from universities, journals, and other organizations


Featured Videos

from AP, Reuters, AFP, and other news services

Pregnancy Spacing Could Have Big Impact On Autism Risks

Pregnancy Spacing Could Have Big Impact On Autism Risks

Newsy (Oct. 1, 2014) A new study says children born less than one year and more than five years after a sibling can have an increased risk for autism. Video provided by Newsy
Powered by NewsLook.com
Robotic Hair Restoration

Robotic Hair Restoration

Ivanhoe (Oct. 1, 2014) A new robotic procedure is changing the way we transplant hair. The ARTAS robot leaves no linear scarring and provides more natural results. Video provided by Ivanhoe
Powered by NewsLook.com
Insertable Cardiac Monitor

Insertable Cardiac Monitor

Ivanhoe (Oct. 1, 2014) A heart monitor the size of a paperclip that can save your life. The “Reveal Linq” allows a doctor to monitor patients with A-Fib on a continuous basis for up to 3 years! Video provided by Ivanhoe
Powered by NewsLook.com
Attacking Superbugs

Attacking Superbugs

Ivanhoe (Oct. 1, 2014) Two weapons hospitals can use to attack superbugs. Scientists in Ireland created a new gel resistant to superbugs, and a robot that can disinfect a room in minutes.

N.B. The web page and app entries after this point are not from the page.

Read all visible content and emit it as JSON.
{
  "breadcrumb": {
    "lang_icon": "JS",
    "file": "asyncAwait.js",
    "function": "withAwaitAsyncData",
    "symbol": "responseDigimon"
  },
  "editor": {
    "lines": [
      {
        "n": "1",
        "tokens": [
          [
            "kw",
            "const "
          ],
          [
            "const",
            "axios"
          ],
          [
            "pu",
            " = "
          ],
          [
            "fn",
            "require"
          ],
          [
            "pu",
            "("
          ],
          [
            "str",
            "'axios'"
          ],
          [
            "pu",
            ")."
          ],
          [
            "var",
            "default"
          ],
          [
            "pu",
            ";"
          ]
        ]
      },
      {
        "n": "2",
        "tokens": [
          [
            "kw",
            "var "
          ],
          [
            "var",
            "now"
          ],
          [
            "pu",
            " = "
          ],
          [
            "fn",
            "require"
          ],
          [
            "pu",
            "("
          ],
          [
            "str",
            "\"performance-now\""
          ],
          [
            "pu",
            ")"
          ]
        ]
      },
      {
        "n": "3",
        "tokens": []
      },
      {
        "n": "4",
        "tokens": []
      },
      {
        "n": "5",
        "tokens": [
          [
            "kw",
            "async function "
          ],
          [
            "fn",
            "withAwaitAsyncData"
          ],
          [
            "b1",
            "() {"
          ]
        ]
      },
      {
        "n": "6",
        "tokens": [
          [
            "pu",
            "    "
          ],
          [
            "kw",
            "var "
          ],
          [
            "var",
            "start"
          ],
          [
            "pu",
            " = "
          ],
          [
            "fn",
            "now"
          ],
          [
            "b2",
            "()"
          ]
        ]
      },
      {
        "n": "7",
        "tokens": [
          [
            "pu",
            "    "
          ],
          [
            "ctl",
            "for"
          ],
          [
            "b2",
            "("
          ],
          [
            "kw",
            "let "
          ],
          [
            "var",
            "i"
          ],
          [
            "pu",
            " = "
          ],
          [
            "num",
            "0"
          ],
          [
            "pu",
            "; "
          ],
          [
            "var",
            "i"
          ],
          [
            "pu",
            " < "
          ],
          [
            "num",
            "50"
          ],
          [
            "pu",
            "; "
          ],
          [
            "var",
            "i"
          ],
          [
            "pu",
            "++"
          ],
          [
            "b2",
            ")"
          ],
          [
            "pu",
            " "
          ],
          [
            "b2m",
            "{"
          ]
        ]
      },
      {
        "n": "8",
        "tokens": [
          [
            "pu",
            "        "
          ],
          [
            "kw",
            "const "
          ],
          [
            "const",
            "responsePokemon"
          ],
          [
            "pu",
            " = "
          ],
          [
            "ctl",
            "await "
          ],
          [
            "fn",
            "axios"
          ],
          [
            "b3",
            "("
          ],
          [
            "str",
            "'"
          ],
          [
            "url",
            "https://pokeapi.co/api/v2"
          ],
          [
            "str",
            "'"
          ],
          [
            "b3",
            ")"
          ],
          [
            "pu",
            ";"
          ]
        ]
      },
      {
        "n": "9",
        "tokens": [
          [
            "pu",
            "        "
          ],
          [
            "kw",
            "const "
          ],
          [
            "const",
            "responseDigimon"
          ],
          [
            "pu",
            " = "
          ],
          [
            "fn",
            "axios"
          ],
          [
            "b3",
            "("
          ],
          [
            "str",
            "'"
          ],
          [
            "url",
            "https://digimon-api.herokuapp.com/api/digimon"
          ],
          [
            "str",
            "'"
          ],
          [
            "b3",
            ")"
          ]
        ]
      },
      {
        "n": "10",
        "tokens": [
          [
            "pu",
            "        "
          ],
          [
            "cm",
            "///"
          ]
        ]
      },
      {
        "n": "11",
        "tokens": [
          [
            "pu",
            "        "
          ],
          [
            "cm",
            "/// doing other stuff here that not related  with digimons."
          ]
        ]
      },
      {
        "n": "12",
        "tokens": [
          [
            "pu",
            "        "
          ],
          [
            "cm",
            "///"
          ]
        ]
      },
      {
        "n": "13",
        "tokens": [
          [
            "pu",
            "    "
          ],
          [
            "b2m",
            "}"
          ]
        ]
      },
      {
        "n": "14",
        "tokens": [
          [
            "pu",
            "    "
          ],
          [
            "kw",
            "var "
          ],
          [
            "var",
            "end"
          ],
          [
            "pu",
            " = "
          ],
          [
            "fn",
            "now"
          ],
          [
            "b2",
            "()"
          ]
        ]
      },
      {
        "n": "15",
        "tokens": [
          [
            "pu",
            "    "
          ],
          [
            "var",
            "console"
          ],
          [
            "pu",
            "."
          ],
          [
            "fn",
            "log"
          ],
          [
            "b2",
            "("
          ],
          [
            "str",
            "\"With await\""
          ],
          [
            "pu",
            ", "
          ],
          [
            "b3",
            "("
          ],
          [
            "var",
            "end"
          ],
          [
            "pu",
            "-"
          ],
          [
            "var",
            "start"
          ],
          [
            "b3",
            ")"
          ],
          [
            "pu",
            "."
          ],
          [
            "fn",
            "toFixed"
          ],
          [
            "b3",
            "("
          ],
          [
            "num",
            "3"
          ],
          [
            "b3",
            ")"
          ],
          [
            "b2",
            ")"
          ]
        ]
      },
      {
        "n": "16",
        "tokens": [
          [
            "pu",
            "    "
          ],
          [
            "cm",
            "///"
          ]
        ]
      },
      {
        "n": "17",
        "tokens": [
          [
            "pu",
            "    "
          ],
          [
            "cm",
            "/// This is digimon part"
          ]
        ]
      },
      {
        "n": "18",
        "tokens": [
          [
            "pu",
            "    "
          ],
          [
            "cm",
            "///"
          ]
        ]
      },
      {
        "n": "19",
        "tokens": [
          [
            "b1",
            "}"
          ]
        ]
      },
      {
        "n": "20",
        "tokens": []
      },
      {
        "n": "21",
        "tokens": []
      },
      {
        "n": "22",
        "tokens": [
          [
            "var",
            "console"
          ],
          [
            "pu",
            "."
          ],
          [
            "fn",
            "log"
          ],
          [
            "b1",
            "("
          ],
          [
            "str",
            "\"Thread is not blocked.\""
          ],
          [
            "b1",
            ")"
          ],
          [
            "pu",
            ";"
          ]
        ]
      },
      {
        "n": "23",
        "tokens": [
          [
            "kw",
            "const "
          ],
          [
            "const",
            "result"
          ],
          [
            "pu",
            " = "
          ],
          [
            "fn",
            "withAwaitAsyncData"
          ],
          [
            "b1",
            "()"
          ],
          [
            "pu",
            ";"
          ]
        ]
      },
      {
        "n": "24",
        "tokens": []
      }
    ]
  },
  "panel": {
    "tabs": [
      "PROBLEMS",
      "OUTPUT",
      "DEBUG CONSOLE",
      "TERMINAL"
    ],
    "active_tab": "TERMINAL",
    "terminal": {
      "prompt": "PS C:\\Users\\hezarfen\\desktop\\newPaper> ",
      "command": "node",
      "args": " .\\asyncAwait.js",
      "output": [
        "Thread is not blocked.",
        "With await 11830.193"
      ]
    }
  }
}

Video provided by Ivanhoe
Powered by NewsLook.com

Search ScienceDaily

Number of stories in archives: 140,361

Find with keyword(s):
Enter a keyword or phrase to search ScienceDaily for related topics and research stories.

Save/Print:
Share:

Breaking News:

Strange & Offbeat Stories


Health & Medicine

Mind & Brain

Living & Well

In Other News

... from NewsDaily.com

Science News

Health News

Environment News

Technology News



Save/Print:
Share:

Free Subscriptions


Get the latest science news with ScienceDaily's free email newsletters, updated daily and weekly. Or view hourly updated newsfeeds in your RSS reader:

Get Social & Mobile


Keep up to date with the latest news from ScienceDaily via social networks and mobile apps:

Have Feedback?


Tell us what you think of ScienceDaily -- we welcome both positive and negative comments. Have any problems using the site? Questions?
Mobile: iPhone Android Web
Follow: Facebook Twitter Google+
Subscribe: RSS Feeds Email Newsletters
Latest Headlines Health & Medicine Mind & Brain Space & Time Matter & Energy Computers & Math Plants & Animals Earth & Climate Fossils & Ruins